Investor

Mr A

Mr B

Amount of investment

Rs 5,000 per month

Rs 5,000 per month

Age at which investment commenced

30 years

40 years

Targeted retirement age when the investment would be redeemed

60 years

60 years

Investment return (assumed)

12% per annum

12% per annum

Corpus at retirement (60 years)

Rs 1.75 crore approximately

Rs 49 lakh

While Mr A started his retirement planning at the age of 30 years, Mr B delayed the investment by a mere 10 years and the difference in the corpus generated is 3.5 times!

Both invested the same amount and got the same rate on their investments and yet there is a vast difference in the corpus. It is only because of the effect of compounding that the corpus has such a difference.

Now let’s assume that both Mr A and B require monthly annuity till 75 years of age, i.e. for 15 years. If we assume that the corpus or annuity does not attract any return, Mr A can avail a monthly inflow of Rs 97, 000 approximately while Mr B would only get an inflow of Rs 28,000. Would such a low inflow be sufficient to meet the expenses in future?

Affordability & risk

Though we want to invest towards a retirement plan, affordability of investments is a major concern. When we start young, we can create a sizeable corpus with small monthly investments which are affordable.

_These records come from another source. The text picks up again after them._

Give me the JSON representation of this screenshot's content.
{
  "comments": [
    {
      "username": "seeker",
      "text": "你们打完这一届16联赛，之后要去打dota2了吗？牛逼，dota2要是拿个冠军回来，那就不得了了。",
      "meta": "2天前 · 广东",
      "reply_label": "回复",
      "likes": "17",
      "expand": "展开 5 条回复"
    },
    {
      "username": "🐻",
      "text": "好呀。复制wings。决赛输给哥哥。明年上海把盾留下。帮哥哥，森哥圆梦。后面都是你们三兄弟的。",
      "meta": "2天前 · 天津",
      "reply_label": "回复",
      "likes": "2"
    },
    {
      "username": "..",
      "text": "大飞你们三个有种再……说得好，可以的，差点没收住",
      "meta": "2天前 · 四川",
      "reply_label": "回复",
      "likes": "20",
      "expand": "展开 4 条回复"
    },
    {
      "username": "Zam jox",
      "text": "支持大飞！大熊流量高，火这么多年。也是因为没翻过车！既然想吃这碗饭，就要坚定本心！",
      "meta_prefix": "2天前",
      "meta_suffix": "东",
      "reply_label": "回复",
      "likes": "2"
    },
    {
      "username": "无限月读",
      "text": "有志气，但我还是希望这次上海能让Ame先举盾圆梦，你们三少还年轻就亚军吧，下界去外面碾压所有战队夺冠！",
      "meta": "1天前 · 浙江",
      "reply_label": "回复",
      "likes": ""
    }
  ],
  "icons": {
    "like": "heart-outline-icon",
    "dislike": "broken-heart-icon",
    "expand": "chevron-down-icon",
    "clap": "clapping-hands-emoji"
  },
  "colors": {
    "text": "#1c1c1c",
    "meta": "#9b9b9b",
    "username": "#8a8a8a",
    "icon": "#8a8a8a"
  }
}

As stated above. Rs 5,000 per month is affordable for most of us. However, since Mr B’s corpus is turning out to be low, he might have to invest a higher monthly amount and assume more short-term risk if he wants to match Mr A’s corpus.

To arrive at Mr A’s corpus, Mr B would have to make a monthly investment of Rs 17,700 approximately, much higher than an affordable amount of Rs 5,000.

All said, the old maxim holds true even for retirement planning - the early bird catches the worm. The sooner you start retirement planning, the easier and better it would be for you to accumulate the desired corpus.

Systematic Investment Plans of mutual funds are very well suited for such retirement planning as they provide attractive returns.

Moreover, with the Systematic Withdrawal Plan option, you can redeem your corpus periodically for the much needed monthly inflow or withdraw a major proportion of the corpus for meeting any contingency. So, start today and reap the benefits of being early.

Adhil Shetty is CEO of BankBazaar.com

Photograph: Eric Miller/Reuters

Adhil Shetty